U.S. law provides that being away at school, off in the service, working overseas, being in jail, etc., does not act to change your legal residence. You can change it by overt act such as registering to vote, but it will not automatically change if you are temporarily away from home for an extended period.
I was in grad school a few years ago in Ohio, I moved there from Mass. After a year, I and all my friends were able to get in-state tuition. We just made sure to change our mailing address, drivers license, auto registration, and register to vote as soon as we moved there. We also had jobs at school and/or off campus and paid town/county/state taxes.
I guess I got lucky, and assumed that’s how it was everywhere.
The Supreme Court has considered the question starting with Starns v. Malkerson, 401 U.S. 985 (1971) (summarily affirming the holding of the district court that the in-state/out-of-state tuition distinction was permissible, 326 F. Supp. 234 (D. Minn. 1970)) and its progeny, including Vlandis v. Kline, 412 U.S. 441 (1973) (“Nor should our decision be construed to deny a State the right to impose on a student, as one element in demonstrating bona fide residence, a reasonable durational residency requirement . . . . We fully recognize that a State has a legitimate interest in protecting and preserving the quality of its colleges and universities and the right of its own bona fide residents to attend such institutions on a preferential tuition basis.”)
Both of these antedate Saenz v. Roe, 526 U.S. 489 (1999), by more than twenty years.

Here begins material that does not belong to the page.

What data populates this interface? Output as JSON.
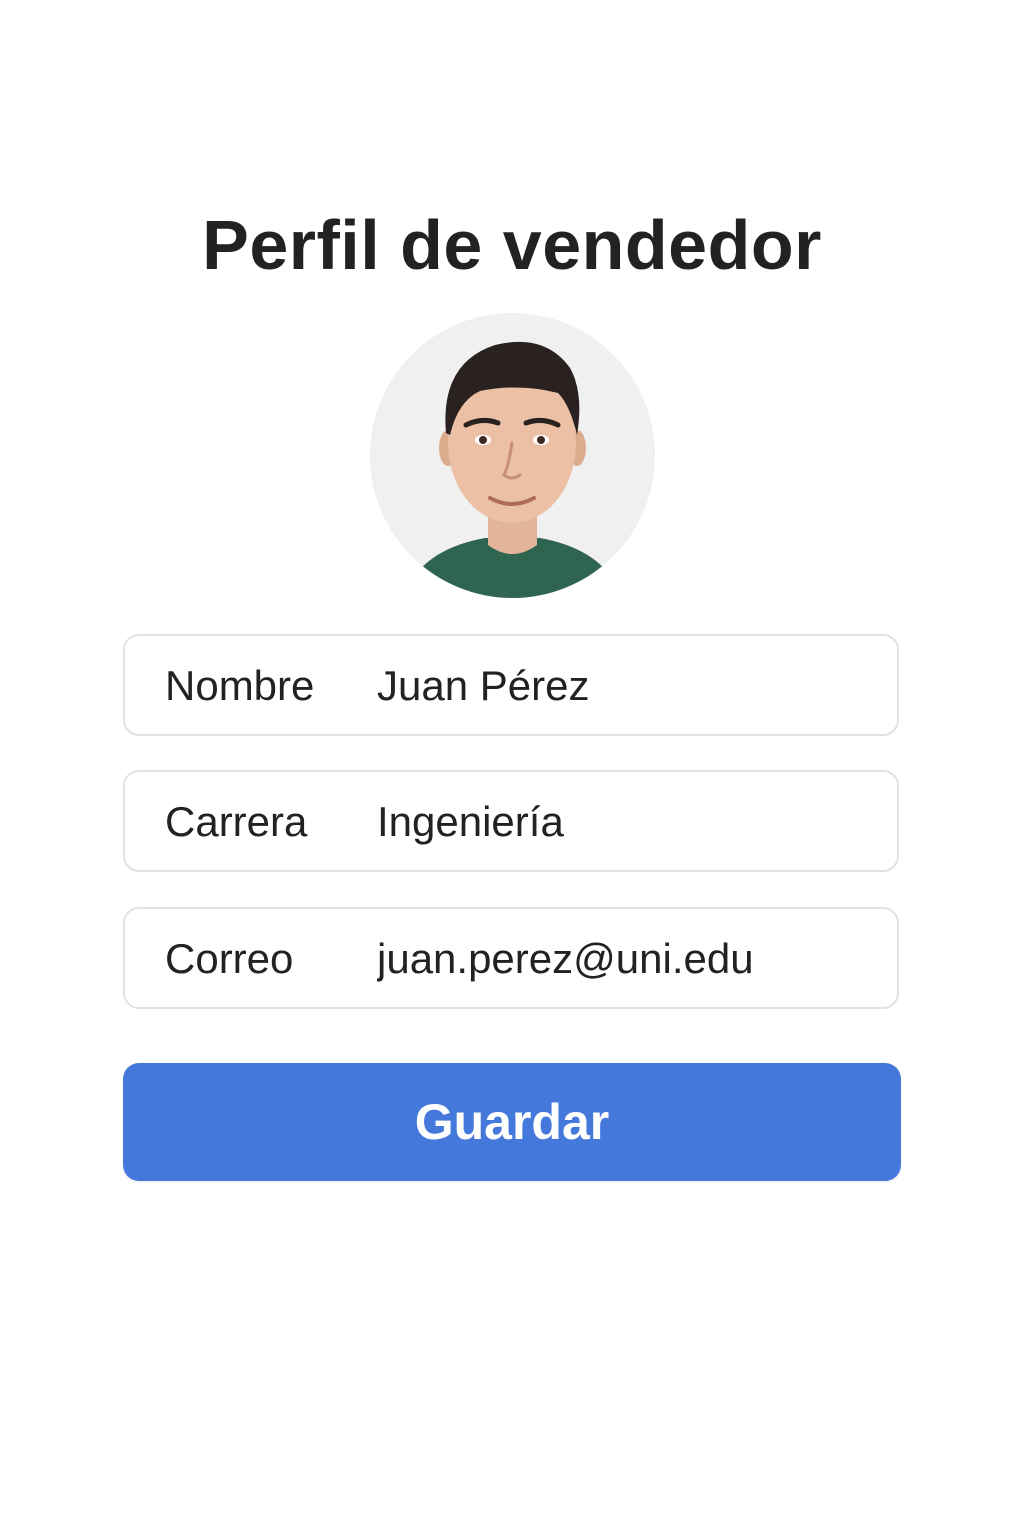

At issue in Saenz were a California regulation and a federal law that would limit the amount of welfare benefits for new residents to the amount those residents would have been entitled to in their former states for the first twelve months of their California residency. The Court found that this limitation violated the Equal Protection Clause with respect to the recently-arrived; the state’s interest in saving money is not compelling in the face of the federal right of interstate travel and migration.
So, the case, to my mind, turns on whether relocating to another state for school amounts to migration. The traditional test for domicile is (1) the factum of residence (i.e., that one has actually made a residence in the new state), and (2) the intention to remain a resident of that state indefinitely (i.e., to be without an intention to leave the state at some certain time or happening). Students are typically held not to have intentions of permanent residence, and so their original domiciles are not affected. I don’t think this is a rule that has much going for it, and I think you could make the case that Vlandis, cited above and which held that irrebuttable presumptions of non-residency for tuition purposes were impermissible, means that the intention element for a student’s domicile needs to be considered on a case-by-case basis and not determined by a per se rule of what a student’s after-graduation residency intentions are. However, it would not be problematic to require the student asserting a change in domicile to adduce hard evidence of his intentions beyond merely self-serving assertions.